The publication of the first basic supply tariff for
industrial clients of Mexico’s state power utility CFE on 7
December finally offers market participants a level of
transparency that they have been seeking for months.
Initial ICIS calculations show that large-consuming industrial users in high-consumption regions such as Mexico City could pay 30-40% more for electricity in December when compared with the previous month. These calculations confirm estimates expressed to ICIS earlier this year by market participants.
The new tariff definitions, which apply to clients of CFE’s regulated market supply arm CFE Suministro Basicos, are outlined in detail on the CFE website, and are broken down to the level of municipality.
The new tariffs for the first time give a true estimate of the cost of energy which CFE can offer clients without government subsidies which remain in place to domestic power sector.
The price rises also increase the potential for industrial users to move away from the regulated market, towards buying power through bilateral over-the-counter transactions on the deregulated market.
Consumers have been reluctant to move away from CFE until now because they did not have the tariff prices to compare with the service costs of the CFE’s growing number of competitors, known on the deregulated market as qualified suppliers.

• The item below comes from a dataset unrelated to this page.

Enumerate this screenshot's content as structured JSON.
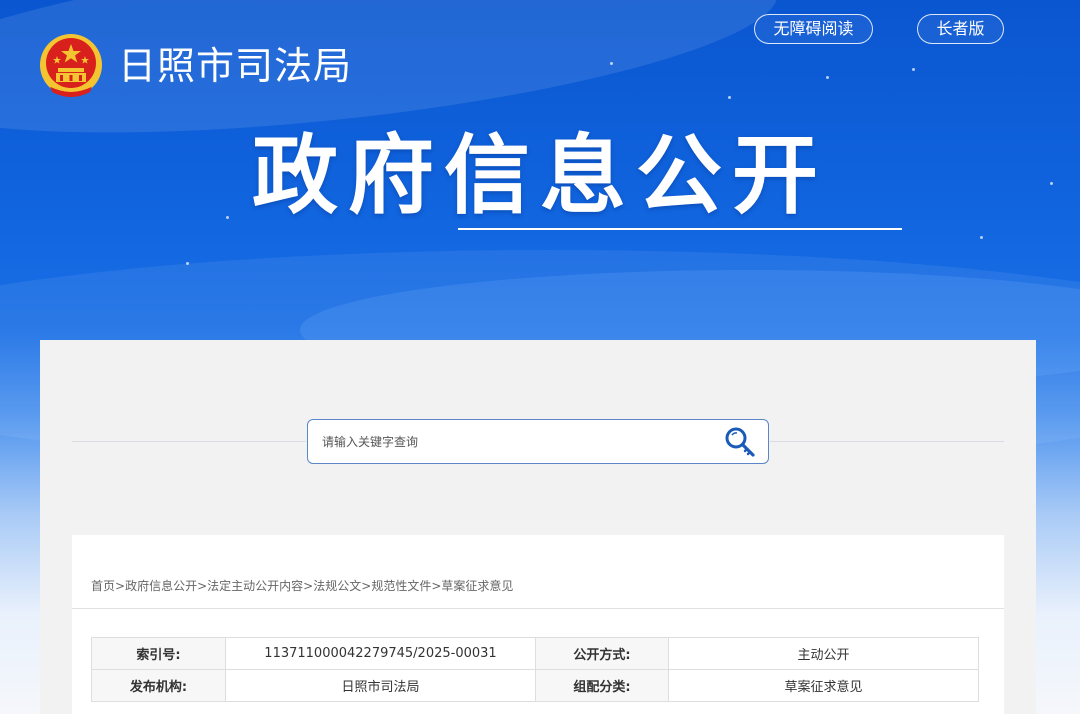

Electricity market participants have expressed frustration with the lack of information available in the Mexican power market, and the publication of industrial tariffs inches the market closer to a level of transparency that will incentivise additional liquidity. firstname.lastname@example.org